Prof Markman Ellis is Professor of Eighteenth-Century Studies at Queen Mary, University of London. He was general editor of Tea and the Tea-Table in Eighteenth-Century England (2010), and was the editor for Volume 1: Literary Representations of Tea and the Tea-Table. He the author of The Coffee-House: a cultural history (Weidenfeld & Nicolson, 2004), editor of Eighteenth-century Coffee-House Culture (4 vols, 2006), and author of several articles on coffee-houses in academic and general journals. His previous monographs include The Politics of Sensibility (Cambridge University Press, 1996), The History of Gothic Fiction (Edinburgh University Press, 2000) and further articles on slavery and literature, georgic poetry, natural history, poetry and the city, and the painter Samuel Scott.

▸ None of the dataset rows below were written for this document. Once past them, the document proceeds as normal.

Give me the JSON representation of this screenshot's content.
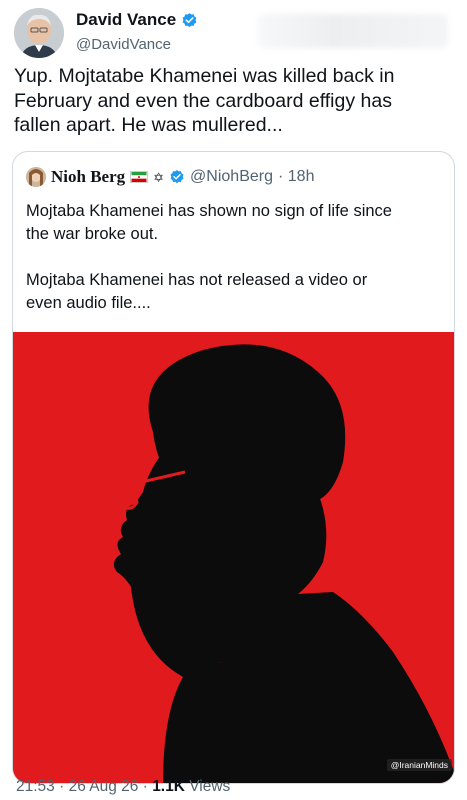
{
  "tweet": {
    "author_name": "David Vance",
    "handle": "@DavidVance",
    "verified_color": "#1d9bf0",
    "text": "Yup. Mojtatabe Khamenei was killed back in\nFebruary and even the cardboard effigy has\nfallen apart. He was mullered...",
    "time": "21:53",
    "separator": " · ",
    "date": "26 Aug 26",
    "views_count": "1.1K",
    "views_label": " Views"
  },
  "quote": {
    "author_name": "Nioh Berg",
    "star_glyph": "✡",
    "handle": "@NiohBerg",
    "time_ago": "· 18h",
    "text": "Mojtaba Khamenei has shown no sign of life since\nthe war broke out.\n\nMojtaba Khamenei has not released a video or\neven audio file....",
    "image_background": "#e11a1e",
    "watermark": "@IranianMinds"
  }
}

He also co-edited Discourses of Slavery and Abolition (2004), and Prostitutes and Prostitution in Eighteenth Century Culture (2011).
Dr Richard Coulton completed his doctoral research into early-modern horticultural networks and discourse in the Department of English at Queen Mary, University of London in 2005. Since then, he has held a Fellowship in Garden and Landscape Studies at Dumbarton Oaks, Washington D.C., as well as short-term lectureships at Queen Mary, NYU in London, Goldsmiths, and Westminster. Dr Coulton has published in the Journal of Eighteenth-Century Studies on sociability and natural history in early eighteenth-century London; and has recently completed journal articles on the cultural history of nursery-gardening, and on John Philips’s georgic poem Cyder. He was the editor of Volume 2: Tea in Natural History and Medical Writing in Tea and the Tea-Table in Eighteenth-Century England (2010). With Matthew Mauger he has pursued an occasional recreational interest in psychogeography.
Dr Matthew Mauger’s research focuses on the literary and intellectual life of London in the eighteenth century, with a particular emphasis how Enlightenment legal debate forms an important context for artistic production in the period. His doctoral thesis, completed in 2004, argued that the life of the law was a key context for understanding William Blake’s difficult prophetic works. He has published articles on Blake’s legislative architecture, the literature of penal transportation, and the commercial innovation, mercantile life, and the history of the civic institutions of the City of London. He was the editor of Volume 3: Tea, Commerce and the East India Company in Tea and the Tea-Table in Eighteenth-Century England (2010). When he’s not drinking or thinking about tea, he is also writing a collaborative study of book theft in eighteenth-century London with Chris Reid and Richard Coulton.